Time to celebrate at another brewery tap, but not before firstly bumping into the Duke William’s landlord Jason, who invited us back for more excellent ale, but we gracefully declined and instead went to the Badelynge Bar home of Green Duck Brewery. The Badelynge is on an industrial estate, if it wasn’t for the sign sitting outside on the path, you’d miss it first time round. From the outside it’s not much to look at but once through the door we enter the Tardis, a medium sized warehouse cum factory unit.
A dozen or so long bench seats greet us with the brewery at the far end. Then just around the corner tucked away with people milling around was a very small bar. To the right of the bar was the lounge, with its own sign pointing the way towards a corner with duck wallpaper and a few sofas, all very posh. The lounge sign was no doubt ‘tongue in cheek’. There were around 40 or 50 punters enjoying the ales, so we thought we’d join in as well. Fuggles initially went for Duck Blonde, but on sipping Pharp’s or was it Citra’s, Fuggles changed his mind and settled for Duck and Cover. The Blonde 4.2% abv didn’t really taste of much, a bit wishy washy. However, the Duck and Cover was altogether a different cup of tea. Delightful bitterness, pale ale coming in at 4.0% abv. A very easy drinking session ale. Just time for one more before we left for another pub on the way home. This time Fuggles went for Falconers Flight an America Pale ale, 4.8% abv, full of lemony grapefruit zipping across the taste buds, wonderful. Time for out journey home, it seemed to take ages to back onto the M6, so much so that our planned visit to the Red Lion Thorny was abandoned, instead, Fuggles and Citra got dropped off at the Alex In Kettering. Parker and Pharp, the youngsters amongst this band of lushes couldn’t hack the pace. We both started off on Elliswood brewery’s Just One More, oh the irony, a lovely 4.2% abv golden/amber ale with a citrussy zap. The were several Poppies supporters already back from Stourbridge, all excited, all getting pissed, ‘THESE ARE THE GOOD OLD DAYS’. Fuggles and Citra had another pint of something but neither of them can remember what they were. However, Fuggles clearly remembers going home on a pint of Thornbridge Jaipur IPA 5.7% abv of wonderfulness. Probably one of the best ales around. Marvellous.

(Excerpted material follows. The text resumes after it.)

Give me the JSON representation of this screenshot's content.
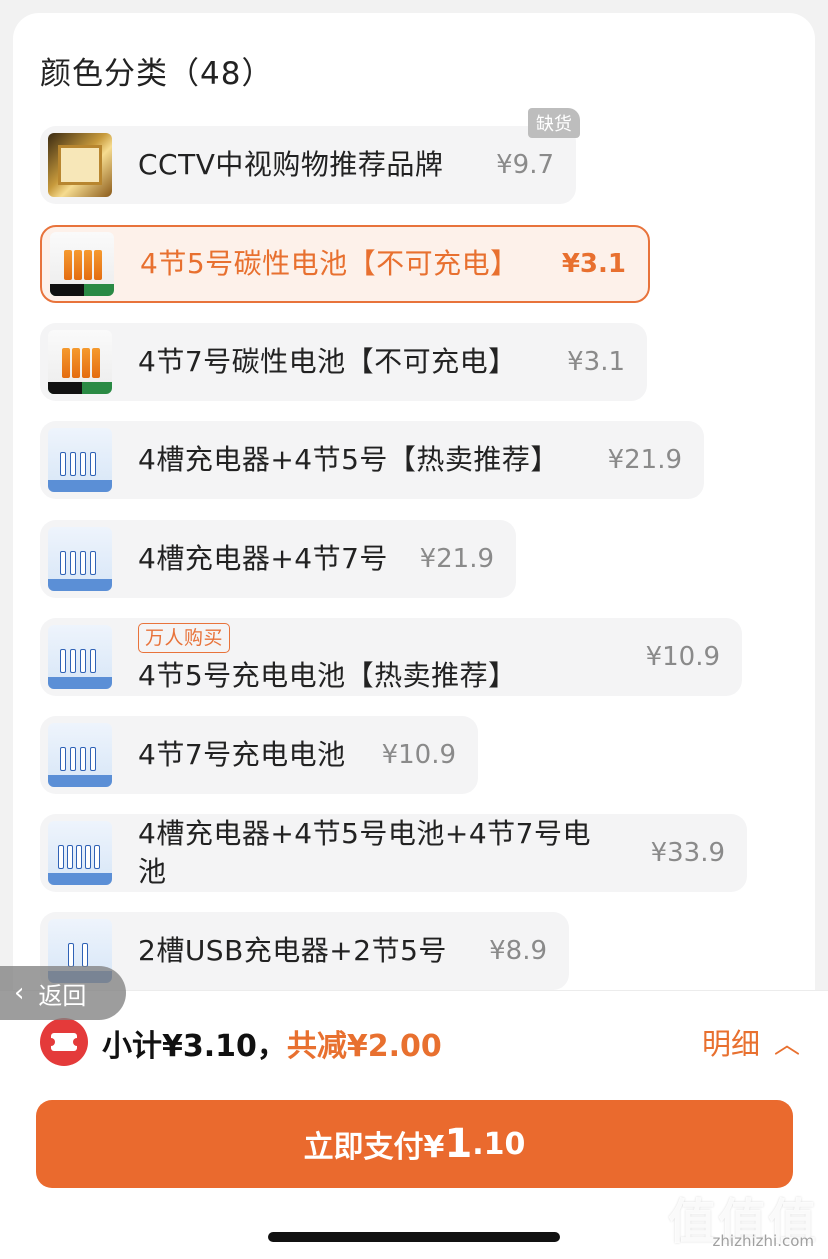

That was it, Mrs Fuggles has arrived time to go home. A little unsteady on the feet, but a great day out and a hangover in the morning. ‘THESE ARE THE GOOD OLD DAYS’.